The Pakistani prime minister, Nawaz Sharif, has met John Kerry, US secretary of state, in Washington in advance of talks in the White House aimed at improving an uneasy relationship with the US administration.
Kerry said on Sunday the US relationship with Pakistan "could not be more important", underscoring the South Asian country's economic and security woes in the context of regional stability.
Kerry, who visited Islamabad in August, called Pakistan a "democracy that is working hard to get its economy moving and deal with insurgency and also important to the regional stability".
The State Department said the pair discussed counterterrorism cooperation, energy, trade and investment, and "the common interest in a secure and stable Afghanistan".
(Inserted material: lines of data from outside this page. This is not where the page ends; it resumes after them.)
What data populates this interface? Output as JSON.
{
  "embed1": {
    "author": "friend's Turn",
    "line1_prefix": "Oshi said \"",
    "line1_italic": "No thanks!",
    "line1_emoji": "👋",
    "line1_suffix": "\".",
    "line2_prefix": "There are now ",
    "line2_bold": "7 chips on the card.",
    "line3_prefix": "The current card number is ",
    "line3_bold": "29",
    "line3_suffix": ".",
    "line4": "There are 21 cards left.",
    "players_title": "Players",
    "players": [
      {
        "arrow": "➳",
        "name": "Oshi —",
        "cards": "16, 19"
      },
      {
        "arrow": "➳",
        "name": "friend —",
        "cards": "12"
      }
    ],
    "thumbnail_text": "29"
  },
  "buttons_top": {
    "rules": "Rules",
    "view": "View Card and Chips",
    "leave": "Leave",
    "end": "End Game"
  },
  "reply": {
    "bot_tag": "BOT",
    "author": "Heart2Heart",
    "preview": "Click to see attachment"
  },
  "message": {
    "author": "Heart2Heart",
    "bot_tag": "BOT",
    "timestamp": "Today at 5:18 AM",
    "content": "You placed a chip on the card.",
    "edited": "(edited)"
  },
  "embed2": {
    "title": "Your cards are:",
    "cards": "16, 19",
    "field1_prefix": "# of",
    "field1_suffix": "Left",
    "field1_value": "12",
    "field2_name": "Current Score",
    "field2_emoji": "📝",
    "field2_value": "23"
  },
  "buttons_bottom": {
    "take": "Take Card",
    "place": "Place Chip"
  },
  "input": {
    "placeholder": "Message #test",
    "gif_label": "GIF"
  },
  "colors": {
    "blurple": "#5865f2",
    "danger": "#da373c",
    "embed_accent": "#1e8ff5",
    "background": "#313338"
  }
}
Sharif, who is due to meet President Barack Obama on Wednesday, did not speak during Sunday's brief session with reporters.
US officials have said the Obama administration is poised to release more than $1.6bn in military and economic aid to Pakistan.
Aid release expected
For a start, the State Department has asked Congress to resume more than $300m in blocked security assistance to Pakistan, officials said on Sunday.
"This is part of a long process of restarting security assistance cooperation after implementation was slowed during the bilateral challenges of 2011 and 2012," Marie Harf, deputy State Department spokeswoman, said.
"Both sides agreed on the importance of our continued counterterrorism cooperation, and that extremism is countered in part by opportunities arising from greater economic stability," the State Department said.
Sharif was elected in May, and the US has praised his efforts to reduce tensions in South Asia.
Relations with the US have also improved since they plunged to one of their lowest points in 2011 after US commandos killed Osama bin Laden, al-Qaeda's leader, in a raid in Pakistan and a US air raid left 24 Pakistani soldiers dead.
US security assistance was interrupted during that period, although $857m in civilian assistance continued to flow, Harf said.
"As part of our annual funding process, throughout the course of this past summer the State Department notified Congress of how it planned to programme funds from several different accounts for various programmes in Pakistan," she said.
The US needs Pakistan's cooperation as it prepares to withdraw thousands of pieces of heavy equipment from Afghanistan before NATO combat operations end in late 2014.
It is also looking to Pakistan to try to help with reconciliation efforts between the Taliban and Afghan leaders.
"Funding was notified to Congress following a rigorous planning process over multiple months, to ensure it was in line with both US and Pakistani interests, and would deliver important results for both countries," the State Department's Harf said.
She said US security assistance would build the capabilities of Pakistan's security forces, "which is critical to countering violence in the western border regions.
"And US civilian assistance to Pakistan has delivered real results on the issues most important to Prime Minister Sharif and all Pakistanis: energy, education and economic growth".